Engineering: It includes engineering design and includes two components: providing a basic base of technical culture at the secondary level, and preparing the student to study engineering design in the post-secondary stage.

Mathematics: It includes a broad base of mathematics and mathematical problem-solving.

The requirements of the STEM education application refer to the three main axes of change from the traditional curriculum to the integrated curriculum, including:

First: changing the vision of science education and mathematics to match what is taught in the classroom with what is happening in reality.

The scientific education system faces the danger of school education that does not offer science in the form of expertise, does not promote inquiry and discovery, does not enable students to understand scientific materials, and does not promote an in-depth understanding of human experience. 
It is still characterized by rigidity, boredom and the difficulty, and alienates most students, especially at the secondary level. This is due to the following reasons:


  • The vast amount of information and educational situation in which the teacher acts as a carrier of information without providing opportunities for questions, dialogue, and discovery to the student.
  • Loss of pleasure, suspense, and lack of desire to search, and adventure in scientific experimentation and verification.
  • Focusing on conservation, and recalling previously answered information.
  • The isolation of science from other branches of science, and the lack of presentation of integrated and interrelated concepts.
  • The tendency to avoid linking science education to students' social content and their daily lives.
The curricula of integrated experiences seek to fulfill the needs of teaching science and mathematics, as follows:
  • Focusing on exploration and discovery skills.
  • Relying on analysis and reflection.
  • Formation of hypotheses and scientific experimentation.
  • Provision of evidence-based judgment.
  • Indulging in exclamation and question.
  • Indulging in meaning, not knowledge.
  • Indulging in research and discovery, not achievement.
  • Indulging in cooperation, not competition.
  • Achieving dependence on one another, not independence.
  • Achieving confidence, not fear.

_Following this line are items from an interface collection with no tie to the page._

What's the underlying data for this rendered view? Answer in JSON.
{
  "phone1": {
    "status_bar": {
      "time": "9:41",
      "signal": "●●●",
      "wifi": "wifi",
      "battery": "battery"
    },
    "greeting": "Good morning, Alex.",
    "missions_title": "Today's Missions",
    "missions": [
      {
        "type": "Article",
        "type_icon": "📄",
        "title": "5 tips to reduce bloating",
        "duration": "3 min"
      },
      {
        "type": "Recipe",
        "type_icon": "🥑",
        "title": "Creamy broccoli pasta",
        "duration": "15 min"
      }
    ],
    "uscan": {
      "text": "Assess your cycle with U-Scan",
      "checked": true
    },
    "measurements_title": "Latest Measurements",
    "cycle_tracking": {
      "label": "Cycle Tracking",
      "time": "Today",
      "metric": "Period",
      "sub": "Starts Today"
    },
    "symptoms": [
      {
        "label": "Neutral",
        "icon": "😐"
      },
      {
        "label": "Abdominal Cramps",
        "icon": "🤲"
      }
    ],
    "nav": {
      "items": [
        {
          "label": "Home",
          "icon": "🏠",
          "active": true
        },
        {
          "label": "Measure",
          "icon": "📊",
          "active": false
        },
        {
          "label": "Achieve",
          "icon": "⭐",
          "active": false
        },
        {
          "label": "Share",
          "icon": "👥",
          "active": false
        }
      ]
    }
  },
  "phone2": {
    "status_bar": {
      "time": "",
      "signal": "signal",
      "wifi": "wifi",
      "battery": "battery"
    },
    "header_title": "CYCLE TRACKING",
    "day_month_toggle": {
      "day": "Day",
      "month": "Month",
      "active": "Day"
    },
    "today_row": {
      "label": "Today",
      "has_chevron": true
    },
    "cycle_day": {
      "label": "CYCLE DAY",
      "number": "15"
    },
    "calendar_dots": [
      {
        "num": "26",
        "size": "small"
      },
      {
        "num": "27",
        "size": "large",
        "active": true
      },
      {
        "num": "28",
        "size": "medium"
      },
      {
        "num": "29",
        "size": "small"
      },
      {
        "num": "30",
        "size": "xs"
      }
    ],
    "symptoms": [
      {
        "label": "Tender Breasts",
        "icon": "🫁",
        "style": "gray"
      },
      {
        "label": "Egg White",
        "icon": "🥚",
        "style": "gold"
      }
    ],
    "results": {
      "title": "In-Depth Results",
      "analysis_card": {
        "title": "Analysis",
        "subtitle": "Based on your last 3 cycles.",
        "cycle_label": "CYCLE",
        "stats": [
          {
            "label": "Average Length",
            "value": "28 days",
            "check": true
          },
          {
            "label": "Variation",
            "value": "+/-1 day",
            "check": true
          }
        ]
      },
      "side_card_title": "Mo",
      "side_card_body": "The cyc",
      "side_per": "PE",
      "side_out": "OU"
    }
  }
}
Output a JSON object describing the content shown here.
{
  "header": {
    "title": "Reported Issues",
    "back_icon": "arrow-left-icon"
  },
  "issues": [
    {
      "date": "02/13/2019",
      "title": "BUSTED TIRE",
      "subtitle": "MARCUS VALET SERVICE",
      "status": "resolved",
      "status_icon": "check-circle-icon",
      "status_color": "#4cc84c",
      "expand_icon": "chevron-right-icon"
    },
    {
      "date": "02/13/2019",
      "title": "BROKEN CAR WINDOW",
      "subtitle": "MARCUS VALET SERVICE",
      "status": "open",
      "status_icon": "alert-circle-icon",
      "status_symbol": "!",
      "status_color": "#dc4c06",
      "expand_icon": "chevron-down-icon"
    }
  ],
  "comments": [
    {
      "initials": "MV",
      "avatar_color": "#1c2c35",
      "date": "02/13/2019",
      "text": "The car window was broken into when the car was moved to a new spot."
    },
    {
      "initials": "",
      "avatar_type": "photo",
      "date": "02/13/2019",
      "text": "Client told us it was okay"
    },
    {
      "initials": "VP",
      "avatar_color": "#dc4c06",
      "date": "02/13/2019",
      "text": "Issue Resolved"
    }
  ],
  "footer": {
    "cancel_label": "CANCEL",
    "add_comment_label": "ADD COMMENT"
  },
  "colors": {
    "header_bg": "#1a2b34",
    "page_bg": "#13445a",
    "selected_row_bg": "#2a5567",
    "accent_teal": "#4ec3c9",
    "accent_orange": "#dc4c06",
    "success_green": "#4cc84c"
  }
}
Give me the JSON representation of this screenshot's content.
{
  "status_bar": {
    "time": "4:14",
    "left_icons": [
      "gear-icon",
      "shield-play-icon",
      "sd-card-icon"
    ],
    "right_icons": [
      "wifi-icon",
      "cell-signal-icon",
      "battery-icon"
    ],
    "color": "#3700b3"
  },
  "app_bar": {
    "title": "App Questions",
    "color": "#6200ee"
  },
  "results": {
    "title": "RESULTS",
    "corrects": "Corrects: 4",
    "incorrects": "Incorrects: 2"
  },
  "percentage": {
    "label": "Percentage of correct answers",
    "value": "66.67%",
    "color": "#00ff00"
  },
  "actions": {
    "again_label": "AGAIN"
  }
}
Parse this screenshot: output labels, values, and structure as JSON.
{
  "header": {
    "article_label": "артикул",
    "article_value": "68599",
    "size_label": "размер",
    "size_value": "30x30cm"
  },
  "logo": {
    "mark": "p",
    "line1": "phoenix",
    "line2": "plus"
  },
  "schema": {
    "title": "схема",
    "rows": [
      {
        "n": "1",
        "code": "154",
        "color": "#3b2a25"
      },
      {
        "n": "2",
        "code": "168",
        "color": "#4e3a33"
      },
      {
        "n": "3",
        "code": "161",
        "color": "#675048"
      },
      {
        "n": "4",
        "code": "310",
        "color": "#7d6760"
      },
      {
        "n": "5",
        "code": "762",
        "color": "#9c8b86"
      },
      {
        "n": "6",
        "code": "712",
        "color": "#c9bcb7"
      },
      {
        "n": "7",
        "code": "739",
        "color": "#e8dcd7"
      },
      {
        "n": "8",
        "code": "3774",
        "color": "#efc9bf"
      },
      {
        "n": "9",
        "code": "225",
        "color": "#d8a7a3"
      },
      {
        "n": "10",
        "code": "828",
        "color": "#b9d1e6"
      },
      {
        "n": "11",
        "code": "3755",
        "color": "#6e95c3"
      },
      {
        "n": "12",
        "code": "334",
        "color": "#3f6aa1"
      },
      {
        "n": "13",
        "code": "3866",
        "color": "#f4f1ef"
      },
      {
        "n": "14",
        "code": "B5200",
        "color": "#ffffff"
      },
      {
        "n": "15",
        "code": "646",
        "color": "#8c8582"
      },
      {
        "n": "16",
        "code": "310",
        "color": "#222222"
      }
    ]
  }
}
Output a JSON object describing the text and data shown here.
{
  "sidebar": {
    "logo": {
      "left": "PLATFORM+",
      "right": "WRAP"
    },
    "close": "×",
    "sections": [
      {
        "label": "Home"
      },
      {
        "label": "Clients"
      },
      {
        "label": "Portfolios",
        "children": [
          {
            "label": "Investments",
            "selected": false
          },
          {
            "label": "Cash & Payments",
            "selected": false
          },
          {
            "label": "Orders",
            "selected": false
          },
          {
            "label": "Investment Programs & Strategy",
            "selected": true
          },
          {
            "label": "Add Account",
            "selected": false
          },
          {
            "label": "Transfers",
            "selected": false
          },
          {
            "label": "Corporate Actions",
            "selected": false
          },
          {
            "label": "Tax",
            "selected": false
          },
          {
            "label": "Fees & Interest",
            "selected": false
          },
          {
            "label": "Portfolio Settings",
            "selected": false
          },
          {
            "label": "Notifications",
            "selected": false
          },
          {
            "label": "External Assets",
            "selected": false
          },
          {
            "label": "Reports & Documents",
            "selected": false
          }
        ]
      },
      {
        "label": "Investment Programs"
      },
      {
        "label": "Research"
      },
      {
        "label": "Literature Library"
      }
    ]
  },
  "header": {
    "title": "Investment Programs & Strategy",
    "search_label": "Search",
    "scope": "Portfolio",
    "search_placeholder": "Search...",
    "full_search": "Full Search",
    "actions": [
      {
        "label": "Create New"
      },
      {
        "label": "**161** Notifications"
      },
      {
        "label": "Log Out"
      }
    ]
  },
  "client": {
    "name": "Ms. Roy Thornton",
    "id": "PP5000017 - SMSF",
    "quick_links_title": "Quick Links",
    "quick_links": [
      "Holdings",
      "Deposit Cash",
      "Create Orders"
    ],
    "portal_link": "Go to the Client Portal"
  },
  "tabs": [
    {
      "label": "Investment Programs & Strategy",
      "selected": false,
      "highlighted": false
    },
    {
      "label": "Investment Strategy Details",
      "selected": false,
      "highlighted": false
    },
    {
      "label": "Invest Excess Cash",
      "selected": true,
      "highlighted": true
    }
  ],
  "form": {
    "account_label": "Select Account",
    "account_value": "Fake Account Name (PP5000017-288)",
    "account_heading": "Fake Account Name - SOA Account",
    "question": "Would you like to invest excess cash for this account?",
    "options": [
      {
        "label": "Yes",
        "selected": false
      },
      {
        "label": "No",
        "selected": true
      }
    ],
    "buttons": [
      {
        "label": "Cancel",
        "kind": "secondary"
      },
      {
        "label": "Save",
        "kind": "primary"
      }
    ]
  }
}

Second: Changing the method of teaching science and mathematics in school so that students turn to indulge in scientific knowledge, skills, and mental habits, so that they practice science, research, investigation, creative problem solving, and scientific thinking.

STEM curriculum design requires the following experiences to be included:
  • An integrated curriculum based on concepts
  • The survey focused on problem-solving and employing technology.
  • Self-directed practical application, exploration and investigation, and research activities.
  • Performance-based, realistic, continuous, and multidimensional calendar.

Third: Changing the vision and objectives of education so that it seeks to achieve the understanding of science, mathematics and their technological applications by all members of the people, not only for a class of scientific elite.

STEM education involves not only teaching these majors and subjects in isolation, but also a multidisciplinary approach. 
It also recognizes the strong link between STEM education and the arts that foster design, creativity and innovation.
This requires providing and creating a learning environment in a way that helps learners to enjoy and engage in workshops integrating between those sciences and enabling them to develop their knowledge and skills in a way that allows them to understand and realize the sciences in an accessible and easy way and in a fun learning style. 
The impact of those skills should extend to all learner's educational activities in life and throughout all stages of education, and through the classroom and extra-curricular learning classes.


No comments:

Post a Comment